2 hind saddles of nutria
2 tablespoons Dijon mustard
1/3 cup chopped celery
1/3 cup chopped onion
2 tablespoons vegetable oil
1/3 cup chopped carrots
3 teaspoon Tony Chachere's seasoning
1/2 teaspoon crushed rosemary
1 cup white wine
1 cup water
Place oil, celery, onions and carrots in a pan; set aside. Rub each hind saddle with one teaspoon Tony Chachere's seasoning, two tablespoons Dijon mustard and 1 1/2 teaspoons rosemary. Place hind saddles on top of other ingredients in the pan. Place uncovered in a 350 degree oven for 15 minutes.
Remove from oven and add one cup white wine with water to the pan to a depth of 1/4 inch. Cover pan with plastic wrap, then cover again with aluminum foil. Place back in the oven for 45 minutes to an hour. (Until well done). Use drippings for sauce. Serves 4
Ragondin a l'Orange
2 hind saddle portions nutria meat
1/2 cup brown sugar
1 cup orange juice
2 tablespoons vegetable oil
2 cups white wine
1 tablespoon Soya sauce
orange zest, minced
salt and pepper to taste
Mire Poix:
1/3 cup chopped celery
1/3 cup chopped carrots
1/3 cup chopped onion
Bouquet Garni:
1 bunch fresh thyme
1 bunch parsley
bay leaves
Place oil, mire poix and bouquet garni in a pan; set aside. Rub each hind saddle with brown sugar and salt and pepper to taste. Place saddles on top of other ingredients in pan. Place, uncovered, in a 350-degree oven for 15 minutes.
Remove from oven and deglaze with white wine, Soya sauce and orange juice. Cover pan with plastic wrap, then cover again with aluminum foil. Place back into oven for 45 minutes to one hour until meat is tender. Break meat off bones. Place on plate then garnish with vegetables, sauce from pan drippings and orange zest. Makes 4 servings.
Nutria Fettuccini
Mire Poix:
1 chopped onion
1 chopped carrot
1 chopped celery stick
2 cloves garlic
Bouquet Garni:
1 whole clove
1/2 bunch parsley
4 black peppercorns

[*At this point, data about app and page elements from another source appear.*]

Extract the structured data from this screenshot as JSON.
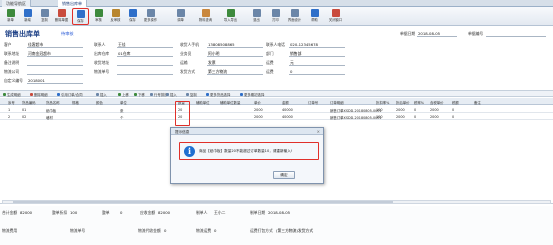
{
  "tabs": [
    "功能导航区",
    "销售出库单"
  ],
  "toolbar": [
    {
      "label": "新单",
      "color": "#3d8a3d"
    },
    {
      "label": "新增",
      "color": "#2f6fc9"
    },
    {
      "label": "复制",
      "color": "#6b86a8"
    },
    {
      "label": "删除单据",
      "color": "#c94b3d"
    },
    {
      "label": "保存",
      "color": "#2f6fc9"
    },
    {
      "label": "审核",
      "color": "#3d8a3d"
    },
    {
      "label": "反审核",
      "color": "#b8862f"
    },
    {
      "label": "保存",
      "color": "#2f6fc9"
    },
    {
      "label": "更多操作",
      "color": "#6b86a8"
    },
    {
      "label": "调单",
      "color": "#6b86a8"
    },
    {
      "label": "物料查询",
      "color": "#c9873d"
    },
    {
      "label": "导入导出",
      "color": "#3d8a3d"
    },
    {
      "label": "退出",
      "color": "#6b86a8"
    },
    {
      "label": "打印",
      "color": "#6b86a8"
    },
    {
      "label": "界面设计",
      "color": "#6b86a8"
    },
    {
      "label": "帮助",
      "color": "#2f6fc9"
    },
    {
      "label": "关闭窗口",
      "color": "#c94b3d"
    }
  ],
  "doc": {
    "title": "销售出库单",
    "status": "待审核",
    "date_label": "单据日期",
    "date_value": "2018-08-05",
    "number_label": "单据编号"
  },
  "form": {
    "row1": [
      {
        "label": "客户",
        "value": "佳客超市"
      },
      {
        "label": "联系人",
        "value": "王佳"
      },
      {
        "label": "收货人手机",
        "value": "13808508865"
      },
      {
        "label": "联系人电话",
        "value": "020-12345678"
      }
    ],
    "row2": [
      {
        "label": "联系地址",
        "value": "河南金冠超市"
      },
      {
        "label": "出库仓库",
        "value": "01仓库"
      },
      {
        "label": "业务员",
        "value": "阿小明"
      },
      {
        "label": "部门",
        "value": "销售部"
      }
    ],
    "row3": [
      {
        "label": "备注说明",
        "value": ""
      },
      {
        "label": "收货地址",
        "value": ""
      },
      {
        "label": "运输",
        "value": "发票"
      },
      {
        "label": "运费",
        "value": "元"
      }
    ],
    "row4": [
      {
        "label": "物流公司",
        "value": ""
      },
      {
        "label": "物流单号",
        "value": ""
      },
      {
        "label": "发货方式",
        "value": "第三方物流"
      },
      {
        "label": "运费",
        "value": "0"
      }
    ],
    "row5": [
      {
        "label": "自定义编号",
        "value": "2018001"
      }
    ]
  },
  "subbar": [
    "生成明细",
    "删除明细",
    "引用订单/合同",
    "插入",
    "上移",
    "下移",
    "行号排序",
    "插入",
    "复制",
    "更多货品选择",
    "更多期初选择"
  ],
  "grid": {
    "headers": [
      "序号",
      "货品编码",
      "货品名称",
      "规格",
      "颜色",
      "单位",
      "数量",
      "辅助单位",
      "辅助单位数量",
      "单价",
      "金额",
      "订单号",
      "订单明细",
      "折扣率%",
      "折后单价",
      "税率%",
      "含税单价",
      "税额",
      "备注"
    ],
    "rows": [
      [
        "1",
        "01",
        "纸巾板",
        "",
        "",
        "张",
        "20",
        "",
        "",
        "2000",
        "40000",
        "",
        "销售订单XSDD-20180805-0001",
        "100",
        "2000",
        "0",
        "2000",
        "0",
        ""
      ],
      [
        "2",
        "02",
        "墙材",
        "",
        "",
        "个",
        "20",
        "",
        "",
        "2000",
        "40000",
        "",
        "销售订单XSDD-20180805-0001",
        "100",
        "2000",
        "0",
        "2000",
        "0",
        ""
      ]
    ],
    "total_qty": "40",
    "total_amount": "80000"
  },
  "totals": {
    "row1": [
      {
        "label": "合计金额",
        "value": "82000"
      },
      {
        "label": "整单折扣",
        "value": "100"
      },
      {
        "label": "整单",
        "value": "0"
      },
      {
        "label": "应收金额",
        "value": "82000"
      },
      {
        "label": "制单人",
        "value": "王小二"
      },
      {
        "label": "制单日期",
        "value": "2018-08-05"
      }
    ],
    "row2": [
      {
        "label": "物流费用",
        "value": ""
      },
      {
        "label": "物流单号",
        "value": ""
      },
      {
        "label": "物流代收金额",
        "value": "0"
      },
      {
        "label": "物流运费",
        "value": "0"
      },
      {
        "label": "运费打包方式",
        "value": "(第三方物流)发货方式"
      }
    ]
  },
  "dialog": {
    "title": "提示信息",
    "message": "商品【纸巾板】数量20不能超过订单数量10，请重新输入!",
    "ok_label": "确定"
  }
}
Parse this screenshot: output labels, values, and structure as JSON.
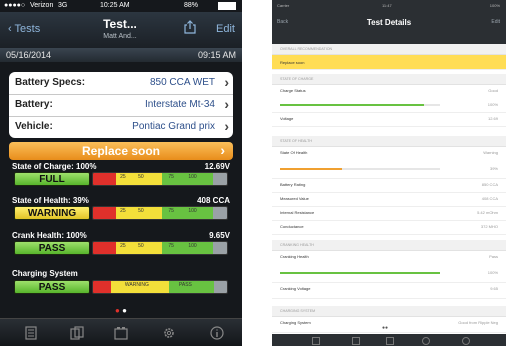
{
  "phone1": {
    "status_bar": {
      "carrier": "Verizon",
      "network": "3G",
      "time": "10:25 AM",
      "battery": "88%"
    },
    "nav": {
      "back_label": "Tests",
      "title": "Test...",
      "subtitle": "Matt And...",
      "edit_label": "Edit"
    },
    "date": "05/16/2014",
    "time": "09:15 AM",
    "info_rows": [
      {
        "label": "Battery Specs:",
        "value": "850 CCA WET"
      },
      {
        "label": "Battery:",
        "value": "Interstate Mt-34"
      },
      {
        "label": "Vehicle:",
        "value": "Pontiac Grand prix"
      }
    ],
    "action": {
      "label": "Replace soon"
    },
    "metrics": [
      {
        "label": "State of Charge: 100%",
        "value": "12.69V",
        "status": "FULL",
        "status_color": "green",
        "level": 1.0,
        "ticks": [
          "25",
          "50",
          "75",
          "100"
        ]
      },
      {
        "label": "State of Health: 39%",
        "value": "408 CCA",
        "status": "WARNING",
        "status_color": "yellow",
        "level": 0.39,
        "ticks": [
          "25",
          "50",
          "75",
          "100"
        ]
      },
      {
        "label": "Crank Health: 100%",
        "value": "9.65V",
        "status": "PASS",
        "status_color": "green",
        "level": 1.0,
        "ticks": [
          "25",
          "50",
          "75",
          "100"
        ]
      },
      {
        "label": "Charging System",
        "value": "",
        "status": "PASS",
        "status_color": "green",
        "level": 0.75,
        "ticks": [
          "WARNING",
          "PASS"
        ]
      }
    ],
    "page_dots": {
      "count": 2,
      "active": 0
    },
    "tabs": [
      "tests-icon",
      "copy-icon",
      "battery-icon",
      "gear-icon",
      "info-icon"
    ],
    "colors": {
      "accent_orange": "#f0a030",
      "pass_green": "#68c241",
      "warn_yellow": "#f3df3a",
      "fail_red": "#e0302b",
      "link_blue": "#8fb6dc"
    }
  },
  "phone2": {
    "status_bar": {
      "carrier": "Carrier",
      "time": "11:47",
      "battery": "100%"
    },
    "nav": {
      "back_label": "Back",
      "title": "Test Details",
      "subtitle": "",
      "edit_label": "Edit"
    },
    "sections": [
      {
        "header": "OVERALL RECOMMENDATION",
        "rows": [
          {
            "label": "Replace soon",
            "value": "",
            "highlight": true
          }
        ]
      },
      {
        "header": "STATE OF CHARGE",
        "rows": [
          {
            "label": "Charge Status",
            "value": "Good",
            "bar": 0.9,
            "bar_color": "#68c241",
            "bar_value": "100%"
          },
          {
            "label": "Voltage",
            "value": "12.69"
          }
        ]
      },
      {
        "header": "STATE OF HEALTH",
        "rows": [
          {
            "label": "State Of Health",
            "value": "Warning",
            "bar": 0.39,
            "bar_color": "#f0a030",
            "bar_value": "39%"
          },
          {
            "label": "Battery Rating",
            "value": "850 CCA"
          },
          {
            "label": "Measured Value",
            "value": "408 CCA"
          },
          {
            "label": "Internal Resistance",
            "value": "5.42 mOhm"
          },
          {
            "label": "Conductance",
            "value": "372 MHO"
          }
        ]
      },
      {
        "header": "CRANKING HEALTH",
        "rows": [
          {
            "label": "Cranking Health",
            "value": "Pass",
            "bar": 1.0,
            "bar_color": "#68c241",
            "bar_value": "100%"
          },
          {
            "label": "Cranking Voltage",
            "value": "9.65"
          }
        ]
      },
      {
        "header": "CHARGING SYSTEM",
        "rows": [
          {
            "label": "Charging System",
            "value": "Good from Ripple Neg"
          }
        ]
      }
    ],
    "page_dots": {
      "count": 2,
      "active": 1
    }
  }
}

2 lbs. cooked fettuccini
3 mushrooms, sliced
1 clove garlic
fresh spinach to taste
1 tablespoons sun-dried tomatoes, minced
2 tablespoons olive oil
parmesan cheese to taste
1 red bell pepper, minced
1 hind saddle nutria

2 quarts cold water
1 cup red wine
salt and pepper to taste
1 teaspoon red wine vinegar
1 teaspoon Louisiana hot sauce
Bring water, seasonings, mire poix and bouquet garni to a boil. Add nutria meat and simmer for 1 hour or until tender. Remove meat and break meat off bones. Discard any gristle or silver skin.
With olive oil sauté garlic, sun-dried tomatoes, mushrooms, bell peppers and spinach for 3 to 4 minutes. Then add nutria meat and sauté for 3 minutes until hot. Add fettuccini, sauté and serve, topped with parmesan. Makes 4 servings.
Makes 4 Servings
2 tablespoons vegetable oil
1-3 pound nutria, cut in serving pieces
2 tablespoons Enola's Secret Seasoning + 2 teaspoons
2 cups finely chopped onion
1 cup finely chopped green bell pepper
1 tablespoon flour
1 teaspoon salt (opt.)
3 3/4 cups chicken stock or broth
In a heavy 5-quart pot on high heat, add oil, heat until very hot. Sprinkle seasoning on meat; stir well. Add meat to pot, brown on all sides. Cook and stir 10 minutes. Add onion, bell pepper and flour, cook and stir 10 minutes. Add salt and chicken stock to pot cook and stir occasionally, (about 15 minutes) scraping the bottom of pot to remove all the goodness. Serve over hot cooked rice, pasta or cream potatoes.

1 komentarz:

Madzia pisze...

Jaka fantastyczna nutria!!!
i zabeczki jakie ladniutkie!
Dawno,dawno temu moja ciocia hodowala nutrie. Ale z tego co wiem to na futro, a nie do gara;)
Szczerze mowiac to zaskoczyles mnie, bo nieprzypuszczalam ze szczuropodobne sa zjadliwe.
Pozdrawiam i Szczesliwego Nowego Roku zycze!